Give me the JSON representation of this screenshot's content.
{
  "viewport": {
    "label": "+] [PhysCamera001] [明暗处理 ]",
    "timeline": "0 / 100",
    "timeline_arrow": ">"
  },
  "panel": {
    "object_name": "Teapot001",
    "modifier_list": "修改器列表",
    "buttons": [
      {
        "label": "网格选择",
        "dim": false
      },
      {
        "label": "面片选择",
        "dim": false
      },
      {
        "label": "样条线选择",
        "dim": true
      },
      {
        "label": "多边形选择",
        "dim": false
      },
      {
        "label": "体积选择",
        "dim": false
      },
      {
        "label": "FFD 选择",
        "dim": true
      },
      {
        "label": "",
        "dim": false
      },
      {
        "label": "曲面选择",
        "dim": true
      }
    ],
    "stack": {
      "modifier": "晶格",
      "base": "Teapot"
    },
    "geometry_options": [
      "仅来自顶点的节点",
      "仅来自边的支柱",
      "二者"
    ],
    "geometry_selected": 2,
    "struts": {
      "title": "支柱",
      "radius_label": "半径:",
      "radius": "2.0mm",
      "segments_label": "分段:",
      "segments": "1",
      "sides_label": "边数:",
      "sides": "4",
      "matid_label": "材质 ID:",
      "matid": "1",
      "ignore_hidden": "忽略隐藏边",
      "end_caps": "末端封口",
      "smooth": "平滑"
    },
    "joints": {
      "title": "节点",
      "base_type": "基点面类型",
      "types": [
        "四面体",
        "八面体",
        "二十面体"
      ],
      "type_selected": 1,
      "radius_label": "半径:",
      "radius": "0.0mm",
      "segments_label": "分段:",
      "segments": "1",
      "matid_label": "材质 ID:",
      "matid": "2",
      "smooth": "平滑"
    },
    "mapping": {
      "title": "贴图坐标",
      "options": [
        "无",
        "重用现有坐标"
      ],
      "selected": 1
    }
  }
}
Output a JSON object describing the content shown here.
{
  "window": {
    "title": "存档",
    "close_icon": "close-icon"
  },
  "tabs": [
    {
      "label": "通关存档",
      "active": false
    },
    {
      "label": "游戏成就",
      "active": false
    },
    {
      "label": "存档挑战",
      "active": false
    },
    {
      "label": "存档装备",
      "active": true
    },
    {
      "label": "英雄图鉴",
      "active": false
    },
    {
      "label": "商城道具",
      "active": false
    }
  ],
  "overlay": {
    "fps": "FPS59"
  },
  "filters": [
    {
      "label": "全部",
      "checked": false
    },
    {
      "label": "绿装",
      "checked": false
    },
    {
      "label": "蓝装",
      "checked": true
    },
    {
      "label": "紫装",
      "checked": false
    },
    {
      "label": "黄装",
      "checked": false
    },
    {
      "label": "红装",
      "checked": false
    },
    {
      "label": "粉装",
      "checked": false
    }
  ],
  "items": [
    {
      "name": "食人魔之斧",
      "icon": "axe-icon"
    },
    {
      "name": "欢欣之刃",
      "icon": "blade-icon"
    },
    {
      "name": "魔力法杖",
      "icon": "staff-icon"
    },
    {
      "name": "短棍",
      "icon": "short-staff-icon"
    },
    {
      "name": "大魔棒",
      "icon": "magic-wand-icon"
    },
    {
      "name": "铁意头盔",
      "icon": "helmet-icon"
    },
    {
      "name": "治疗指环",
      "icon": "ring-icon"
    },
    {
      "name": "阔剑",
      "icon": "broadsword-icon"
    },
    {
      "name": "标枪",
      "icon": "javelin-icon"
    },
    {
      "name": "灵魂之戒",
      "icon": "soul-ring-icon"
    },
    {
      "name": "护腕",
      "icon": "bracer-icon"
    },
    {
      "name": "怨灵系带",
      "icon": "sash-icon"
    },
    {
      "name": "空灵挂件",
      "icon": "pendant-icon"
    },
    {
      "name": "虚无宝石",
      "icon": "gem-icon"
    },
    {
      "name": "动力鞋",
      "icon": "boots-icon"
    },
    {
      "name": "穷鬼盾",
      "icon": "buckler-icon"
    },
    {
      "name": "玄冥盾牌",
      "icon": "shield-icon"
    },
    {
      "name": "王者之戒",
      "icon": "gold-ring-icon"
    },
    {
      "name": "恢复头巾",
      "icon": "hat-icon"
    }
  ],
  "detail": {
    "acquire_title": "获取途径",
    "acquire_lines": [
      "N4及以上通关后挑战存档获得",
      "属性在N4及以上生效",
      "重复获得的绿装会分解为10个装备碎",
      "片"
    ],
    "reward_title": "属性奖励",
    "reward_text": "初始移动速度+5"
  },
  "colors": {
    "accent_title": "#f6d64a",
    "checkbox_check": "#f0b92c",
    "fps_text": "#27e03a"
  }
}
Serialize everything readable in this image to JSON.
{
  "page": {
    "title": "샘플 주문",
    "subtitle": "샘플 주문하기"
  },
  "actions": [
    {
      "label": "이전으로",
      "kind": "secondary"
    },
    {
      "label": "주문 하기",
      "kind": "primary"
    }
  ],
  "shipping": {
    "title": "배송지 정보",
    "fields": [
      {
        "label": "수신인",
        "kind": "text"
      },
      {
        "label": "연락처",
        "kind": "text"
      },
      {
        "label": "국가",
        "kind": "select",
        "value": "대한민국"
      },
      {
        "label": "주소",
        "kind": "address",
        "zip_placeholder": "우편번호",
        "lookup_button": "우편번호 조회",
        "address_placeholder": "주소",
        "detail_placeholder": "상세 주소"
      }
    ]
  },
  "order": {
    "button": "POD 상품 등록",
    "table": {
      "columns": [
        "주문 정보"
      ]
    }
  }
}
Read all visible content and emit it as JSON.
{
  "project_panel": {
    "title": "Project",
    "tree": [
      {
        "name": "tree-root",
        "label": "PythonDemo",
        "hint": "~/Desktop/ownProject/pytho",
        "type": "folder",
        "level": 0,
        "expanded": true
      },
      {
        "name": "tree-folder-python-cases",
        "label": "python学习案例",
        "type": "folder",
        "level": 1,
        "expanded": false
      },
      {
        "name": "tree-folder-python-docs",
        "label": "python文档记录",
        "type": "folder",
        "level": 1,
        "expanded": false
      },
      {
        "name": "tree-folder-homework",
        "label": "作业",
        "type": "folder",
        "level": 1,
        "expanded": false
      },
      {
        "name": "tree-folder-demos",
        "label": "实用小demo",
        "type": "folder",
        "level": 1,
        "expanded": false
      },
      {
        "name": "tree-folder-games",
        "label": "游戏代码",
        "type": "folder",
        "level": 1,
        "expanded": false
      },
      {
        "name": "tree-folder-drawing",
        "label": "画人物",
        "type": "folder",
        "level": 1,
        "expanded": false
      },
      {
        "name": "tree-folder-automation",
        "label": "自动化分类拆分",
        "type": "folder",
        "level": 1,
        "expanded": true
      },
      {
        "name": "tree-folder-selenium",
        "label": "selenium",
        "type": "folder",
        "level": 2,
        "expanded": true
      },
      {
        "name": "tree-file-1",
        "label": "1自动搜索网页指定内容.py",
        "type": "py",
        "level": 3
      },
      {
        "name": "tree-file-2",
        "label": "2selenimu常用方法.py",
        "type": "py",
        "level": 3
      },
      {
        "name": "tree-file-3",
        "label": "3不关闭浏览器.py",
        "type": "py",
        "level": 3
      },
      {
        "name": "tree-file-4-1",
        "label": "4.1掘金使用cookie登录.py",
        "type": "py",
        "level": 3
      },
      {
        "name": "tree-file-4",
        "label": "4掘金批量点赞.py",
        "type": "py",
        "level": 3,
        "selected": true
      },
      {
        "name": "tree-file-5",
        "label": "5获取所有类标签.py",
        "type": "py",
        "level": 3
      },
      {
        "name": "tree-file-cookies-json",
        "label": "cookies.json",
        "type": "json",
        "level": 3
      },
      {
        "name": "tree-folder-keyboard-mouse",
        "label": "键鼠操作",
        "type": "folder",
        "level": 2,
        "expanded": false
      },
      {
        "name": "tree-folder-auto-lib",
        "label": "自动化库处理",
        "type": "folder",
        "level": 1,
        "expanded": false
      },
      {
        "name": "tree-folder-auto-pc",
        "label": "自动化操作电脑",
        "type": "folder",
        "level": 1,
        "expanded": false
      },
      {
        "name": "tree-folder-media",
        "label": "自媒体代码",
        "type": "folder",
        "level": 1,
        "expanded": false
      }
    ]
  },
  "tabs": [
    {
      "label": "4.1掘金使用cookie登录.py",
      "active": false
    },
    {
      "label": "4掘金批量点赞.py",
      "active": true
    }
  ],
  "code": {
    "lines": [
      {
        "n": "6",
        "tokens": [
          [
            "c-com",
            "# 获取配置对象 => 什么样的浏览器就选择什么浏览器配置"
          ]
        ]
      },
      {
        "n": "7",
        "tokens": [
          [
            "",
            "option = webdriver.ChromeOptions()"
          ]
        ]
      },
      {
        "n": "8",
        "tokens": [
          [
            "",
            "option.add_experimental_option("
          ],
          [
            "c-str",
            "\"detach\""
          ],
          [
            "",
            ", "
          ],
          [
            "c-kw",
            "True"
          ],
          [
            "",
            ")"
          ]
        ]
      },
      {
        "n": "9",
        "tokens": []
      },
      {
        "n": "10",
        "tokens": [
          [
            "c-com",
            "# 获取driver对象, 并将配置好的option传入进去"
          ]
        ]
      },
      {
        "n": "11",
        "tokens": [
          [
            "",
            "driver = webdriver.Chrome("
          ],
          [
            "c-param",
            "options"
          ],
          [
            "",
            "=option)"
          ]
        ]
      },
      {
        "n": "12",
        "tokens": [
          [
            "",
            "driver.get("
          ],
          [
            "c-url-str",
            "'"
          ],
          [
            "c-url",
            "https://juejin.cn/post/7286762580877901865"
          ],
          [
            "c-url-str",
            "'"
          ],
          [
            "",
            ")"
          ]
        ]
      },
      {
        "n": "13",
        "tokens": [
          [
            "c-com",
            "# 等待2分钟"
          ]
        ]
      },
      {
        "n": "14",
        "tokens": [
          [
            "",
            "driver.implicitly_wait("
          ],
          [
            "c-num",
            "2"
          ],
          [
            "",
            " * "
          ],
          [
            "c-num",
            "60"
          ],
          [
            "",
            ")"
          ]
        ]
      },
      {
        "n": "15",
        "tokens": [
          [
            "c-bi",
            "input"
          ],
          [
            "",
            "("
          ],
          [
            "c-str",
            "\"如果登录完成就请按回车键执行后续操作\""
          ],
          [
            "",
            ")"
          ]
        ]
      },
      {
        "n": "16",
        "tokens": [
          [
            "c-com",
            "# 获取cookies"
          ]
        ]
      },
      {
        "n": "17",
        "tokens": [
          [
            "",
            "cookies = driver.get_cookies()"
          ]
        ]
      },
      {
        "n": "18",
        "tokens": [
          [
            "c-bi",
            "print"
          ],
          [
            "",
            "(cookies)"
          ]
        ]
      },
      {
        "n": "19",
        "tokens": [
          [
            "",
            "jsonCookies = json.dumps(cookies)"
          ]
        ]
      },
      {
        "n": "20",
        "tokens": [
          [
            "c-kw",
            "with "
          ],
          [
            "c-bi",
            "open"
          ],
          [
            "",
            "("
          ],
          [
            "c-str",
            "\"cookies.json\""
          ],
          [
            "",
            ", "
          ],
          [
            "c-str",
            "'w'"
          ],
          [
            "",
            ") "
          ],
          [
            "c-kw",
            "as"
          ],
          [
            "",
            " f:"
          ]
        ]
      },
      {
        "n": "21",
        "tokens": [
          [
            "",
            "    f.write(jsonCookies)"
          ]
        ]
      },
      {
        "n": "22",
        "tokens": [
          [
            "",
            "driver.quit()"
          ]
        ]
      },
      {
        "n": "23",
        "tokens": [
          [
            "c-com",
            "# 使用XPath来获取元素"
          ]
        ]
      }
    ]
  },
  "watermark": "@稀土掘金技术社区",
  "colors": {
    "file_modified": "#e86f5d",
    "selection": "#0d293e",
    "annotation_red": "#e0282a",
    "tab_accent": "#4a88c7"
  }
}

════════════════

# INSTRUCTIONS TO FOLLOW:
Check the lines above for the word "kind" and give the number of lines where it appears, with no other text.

# SOLUTION TO THIS TASK:
6